THE DATA:
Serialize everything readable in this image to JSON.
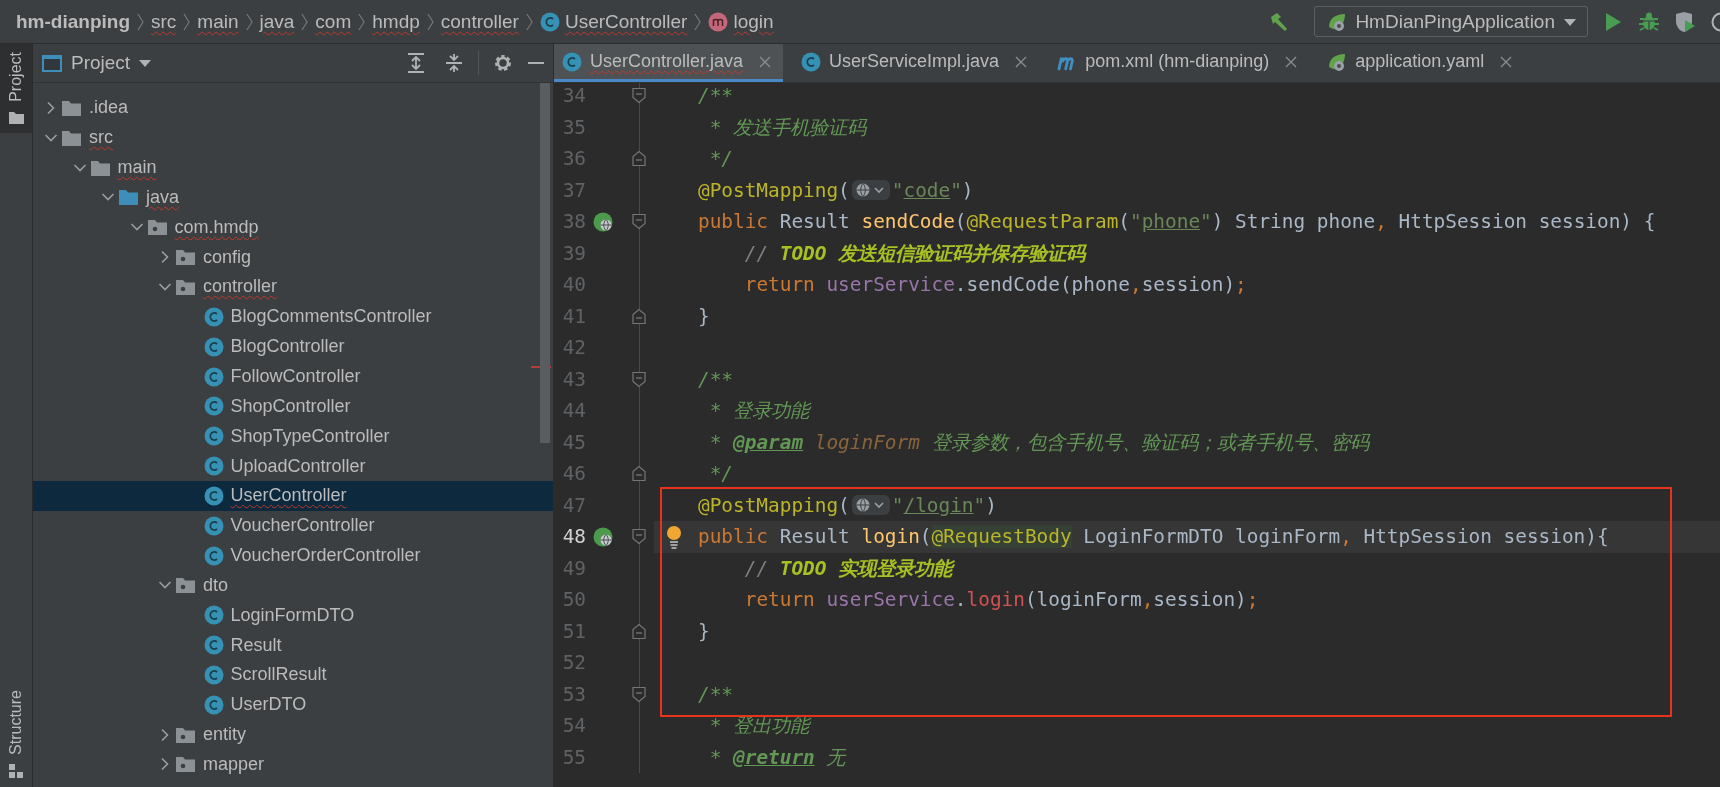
{
  "breadcrumbs": [
    {
      "label": "hm-dianping",
      "kind": "project",
      "misspelled": false
    },
    {
      "label": "src",
      "kind": "dir",
      "misspelled": true
    },
    {
      "label": "main",
      "kind": "dir",
      "misspelled": true
    },
    {
      "label": "java",
      "kind": "dir",
      "misspelled": true
    },
    {
      "label": "com",
      "kind": "dir",
      "misspelled": true
    },
    {
      "label": "hmdp",
      "kind": "dir",
      "misspelled": true
    },
    {
      "label": "controller",
      "kind": "dir",
      "misspelled": true
    },
    {
      "label": "UserController",
      "kind": "class",
      "misspelled": true
    },
    {
      "label": "login",
      "kind": "method",
      "misspelled": true
    }
  ],
  "toolbar": {
    "run_configuration": "HmDianPingApplication"
  },
  "tool_strip": [
    {
      "label": "Project",
      "kind": "project",
      "selected": true
    },
    {
      "label": "Structure",
      "kind": "structure",
      "selected": false
    }
  ],
  "project_panel": {
    "title": "Project",
    "tree": [
      {
        "label": ".idea",
        "kind": "folder",
        "expanded": false,
        "selected": false,
        "misspelled": false
      },
      {
        "label": "src",
        "kind": "folder",
        "expanded": true,
        "selected": false,
        "misspelled": true,
        "children": [
          {
            "label": "main",
            "kind": "folder",
            "expanded": true,
            "selected": false,
            "misspelled": true,
            "children": [
              {
                "label": "java",
                "kind": "sources",
                "expanded": true,
                "selected": false,
                "misspelled": true,
                "children": [
                  {
                    "label": "com.hmdp",
                    "kind": "package",
                    "expanded": true,
                    "selected": false,
                    "misspelled": true,
                    "children": [
                      {
                        "label": "config",
                        "kind": "package",
                        "expanded": false,
                        "selected": false,
                        "misspelled": false
                      },
                      {
                        "label": "controller",
                        "kind": "package",
                        "expanded": true,
                        "selected": false,
                        "misspelled": true,
                        "children": [
                          {
                            "label": "BlogCommentsController",
                            "kind": "class",
                            "selected": false,
                            "misspelled": false
                          },
                          {
                            "label": "BlogController",
                            "kind": "class",
                            "selected": false,
                            "misspelled": false
                          },
                          {
                            "label": "FollowController",
                            "kind": "class",
                            "selected": false,
                            "misspelled": false
                          },
                          {
                            "label": "ShopController",
                            "kind": "class",
                            "selected": false,
                            "misspelled": false
                          },
                          {
                            "label": "ShopTypeController",
                            "kind": "class",
                            "selected": false,
                            "misspelled": false
                          },
                          {
                            "label": "UploadController",
                            "kind": "class",
                            "selected": false,
                            "misspelled": false
                          },
                          {
                            "label": "UserController",
                            "kind": "class",
                            "selected": true,
                            "misspelled": true
                          },
                          {
                            "label": "VoucherController",
                            "kind": "class",
                            "selected": false,
                            "misspelled": false
                          },
                          {
                            "label": "VoucherOrderController",
                            "kind": "class",
                            "selected": false,
                            "misspelled": false
                          }
                        ]
                      },
                      {
                        "label": "dto",
                        "kind": "package",
                        "expanded": true,
                        "selected": false,
                        "misspelled": false,
                        "children": [
                          {
                            "label": "LoginFormDTO",
                            "kind": "class",
                            "selected": false,
                            "misspelled": false
                          },
                          {
                            "label": "Result",
                            "kind": "class",
                            "selected": false,
                            "misspelled": false
                          },
                          {
                            "label": "ScrollResult",
                            "kind": "class",
                            "selected": false,
                            "misspelled": false
                          },
                          {
                            "label": "UserDTO",
                            "kind": "class",
                            "selected": false,
                            "misspelled": false
                          }
                        ]
                      },
                      {
                        "label": "entity",
                        "kind": "package",
                        "expanded": false,
                        "selected": false,
                        "misspelled": false
                      },
                      {
                        "label": "mapper",
                        "kind": "package",
                        "expanded": false,
                        "selected": false,
                        "misspelled": false
                      }
                    ]
                  }
                ]
              }
            ]
          }
        ]
      }
    ]
  },
  "editor": {
    "tabs": [
      {
        "label": "UserController.java",
        "kind": "class",
        "selected": true,
        "misspelled": true
      },
      {
        "label": "UserServiceImpl.java",
        "kind": "class",
        "selected": false,
        "misspelled": false
      },
      {
        "label": "pom.xml (hm-dianping)",
        "kind": "maven",
        "selected": false,
        "misspelled": false
      },
      {
        "label": "application.yaml",
        "kind": "spring",
        "selected": false,
        "misspelled": false
      }
    ],
    "lines": [
      {
        "number": "34",
        "fold_start": true,
        "fold_end": false,
        "endpoint": false,
        "current": false,
        "boxed": false,
        "intention": false,
        "tokens": [
          {
            "kind": "doc",
            "text": "/**"
          }
        ]
      },
      {
        "number": "35",
        "fold_start": false,
        "fold_end": false,
        "endpoint": false,
        "current": false,
        "boxed": false,
        "intention": false,
        "tokens": [
          {
            "kind": "doc",
            "text": " * 发送手机验证码"
          }
        ]
      },
      {
        "number": "36",
        "fold_start": false,
        "fold_end": true,
        "endpoint": false,
        "current": false,
        "boxed": false,
        "intention": false,
        "tokens": [
          {
            "kind": "doc",
            "text": " */"
          }
        ]
      },
      {
        "number": "37",
        "fold_start": false,
        "fold_end": false,
        "endpoint": false,
        "current": false,
        "boxed": false,
        "intention": false,
        "tokens": [
          {
            "kind": "anno",
            "text": "@PostMapping"
          },
          {
            "kind": "plain",
            "text": "("
          },
          {
            "kind": "inlay"
          },
          {
            "kind": "string",
            "text": "\""
          },
          {
            "kind": "link",
            "text": "code"
          },
          {
            "kind": "string",
            "text": "\""
          },
          {
            "kind": "plain",
            "text": ")"
          }
        ]
      },
      {
        "number": "38",
        "fold_start": true,
        "fold_end": false,
        "endpoint": true,
        "current": false,
        "boxed": false,
        "intention": false,
        "tokens": [
          {
            "kind": "kw",
            "text": "public"
          },
          {
            "kind": "plain",
            "text": " Result "
          },
          {
            "kind": "method",
            "text": "sendCode"
          },
          {
            "kind": "plain",
            "text": "("
          },
          {
            "kind": "anno",
            "text": "@RequestParam"
          },
          {
            "kind": "plain",
            "text": "("
          },
          {
            "kind": "string",
            "text": "\""
          },
          {
            "kind": "link",
            "text": "phone"
          },
          {
            "kind": "string",
            "text": "\""
          },
          {
            "kind": "plain",
            "text": ") String phone"
          },
          {
            "kind": "kw",
            "text": ","
          },
          {
            "kind": "plain",
            "text": " HttpSession session) {"
          }
        ]
      },
      {
        "number": "39",
        "fold_start": false,
        "fold_end": false,
        "endpoint": false,
        "current": false,
        "boxed": false,
        "intention": false,
        "tokens": [
          {
            "kind": "comment",
            "text": "    // "
          },
          {
            "kind": "todo",
            "text": "TODO 发送短信验证码并保存验证码"
          }
        ]
      },
      {
        "number": "40",
        "fold_start": false,
        "fold_end": false,
        "endpoint": false,
        "current": false,
        "boxed": false,
        "intention": false,
        "tokens": [
          {
            "kind": "kw",
            "text": "    return "
          },
          {
            "kind": "field",
            "text": "userService"
          },
          {
            "kind": "plain",
            "text": ".sendCode(phone"
          },
          {
            "kind": "kw",
            "text": ","
          },
          {
            "kind": "plain",
            "text": "session)"
          },
          {
            "kind": "kw",
            "text": ";"
          }
        ]
      },
      {
        "number": "41",
        "fold_start": false,
        "fold_end": true,
        "endpoint": false,
        "current": false,
        "boxed": false,
        "intention": false,
        "tokens": [
          {
            "kind": "plain",
            "text": "}"
          }
        ]
      },
      {
        "number": "42",
        "fold_start": false,
        "fold_end": false,
        "endpoint": false,
        "current": false,
        "boxed": false,
        "intention": false
      },
      {
        "number": "43",
        "fold_start": true,
        "fold_end": false,
        "endpoint": false,
        "current": false,
        "boxed": false,
        "intention": false,
        "tokens": [
          {
            "kind": "doc",
            "text": "/**"
          }
        ]
      },
      {
        "number": "44",
        "fold_start": false,
        "fold_end": false,
        "endpoint": false,
        "current": false,
        "boxed": false,
        "intention": false,
        "tokens": [
          {
            "kind": "doc",
            "text": " * 登录功能"
          }
        ]
      },
      {
        "number": "45",
        "fold_start": false,
        "fold_end": false,
        "endpoint": false,
        "current": false,
        "boxed": false,
        "intention": false,
        "tokens": [
          {
            "kind": "doc",
            "text": " * "
          },
          {
            "kind": "doctag",
            "text": "@param"
          },
          {
            "kind": "docparam",
            "text": " loginForm"
          },
          {
            "kind": "doc",
            "text": " 登录参数，包含手机号、验证码；或者手机号、密码"
          }
        ]
      },
      {
        "number": "46",
        "fold_start": false,
        "fold_end": true,
        "endpoint": false,
        "current": false,
        "boxed": false,
        "intention": false,
        "tokens": [
          {
            "kind": "doc",
            "text": " */"
          }
        ]
      },
      {
        "number": "47",
        "fold_start": false,
        "fold_end": false,
        "endpoint": false,
        "current": false,
        "boxed": true,
        "intention": false,
        "tokens": [
          {
            "kind": "anno",
            "text": "@PostMapping"
          },
          {
            "kind": "plain",
            "text": "("
          },
          {
            "kind": "inlay"
          },
          {
            "kind": "string",
            "text": "\""
          },
          {
            "kind": "link",
            "text": "/login"
          },
          {
            "kind": "string",
            "text": "\""
          },
          {
            "kind": "plain",
            "text": ")"
          }
        ]
      },
      {
        "number": "48",
        "fold_start": true,
        "fold_end": false,
        "endpoint": true,
        "current": true,
        "boxed": true,
        "intention": true,
        "tokens": [
          {
            "kind": "kw",
            "text": "public"
          },
          {
            "kind": "plain",
            "text": " Result "
          },
          {
            "kind": "method",
            "text": "login"
          },
          {
            "kind": "plain",
            "text": "("
          },
          {
            "kind": "anno-hl",
            "text": "@RequestBody"
          },
          {
            "kind": "plain",
            "text": " LoginFormDTO loginForm"
          },
          {
            "kind": "kw",
            "text": ","
          },
          {
            "kind": "plain",
            "text": " HttpSession session){"
          }
        ]
      },
      {
        "number": "49",
        "fold_start": false,
        "fold_end": false,
        "endpoint": false,
        "current": false,
        "boxed": true,
        "intention": false,
        "tokens": [
          {
            "kind": "comment",
            "text": "    // "
          },
          {
            "kind": "todo",
            "text": "TODO 实现登录功能"
          }
        ]
      },
      {
        "number": "50",
        "fold_start": false,
        "fold_end": false,
        "endpoint": false,
        "current": false,
        "boxed": true,
        "intention": false,
        "tokens": [
          {
            "kind": "kw",
            "text": "    return "
          },
          {
            "kind": "field",
            "text": "userService"
          },
          {
            "kind": "plain",
            "text": "."
          },
          {
            "kind": "error",
            "text": "login"
          },
          {
            "kind": "plain",
            "text": "(loginForm"
          },
          {
            "kind": "kw",
            "text": ","
          },
          {
            "kind": "plain",
            "text": "session)"
          },
          {
            "kind": "kw",
            "text": ";"
          }
        ]
      },
      {
        "number": "51",
        "fold_start": false,
        "fold_end": true,
        "endpoint": false,
        "current": false,
        "boxed": true,
        "intention": false,
        "tokens": [
          {
            "kind": "plain",
            "text": "}"
          }
        ]
      },
      {
        "number": "52",
        "fold_start": false,
        "fold_end": false,
        "endpoint": false,
        "current": false,
        "boxed": true,
        "intention": false
      },
      {
        "number": "53",
        "fold_start": true,
        "fold_end": false,
        "endpoint": false,
        "current": false,
        "boxed": true,
        "intention": false,
        "tokens": [
          {
            "kind": "doc",
            "text": "/**"
          }
        ]
      },
      {
        "number": "54",
        "fold_start": false,
        "fold_end": false,
        "endpoint": false,
        "current": false,
        "boxed": false,
        "intention": false,
        "tokens": [
          {
            "kind": "doc",
            "text": " * 登出功能"
          }
        ]
      },
      {
        "number": "55",
        "fold_start": false,
        "fold_end": false,
        "endpoint": false,
        "current": false,
        "boxed": false,
        "intention": false,
        "tokens": [
          {
            "kind": "doc",
            "text": " * "
          },
          {
            "kind": "doctag",
            "text": "@return"
          },
          {
            "kind": "doc",
            "text": " 无"
          }
        ]
      }
    ]
  }
}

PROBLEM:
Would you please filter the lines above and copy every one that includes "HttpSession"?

RESULT OF THE EXERCISE:
            "text": " HttpSession session) {"
            "text": " HttpSession session){"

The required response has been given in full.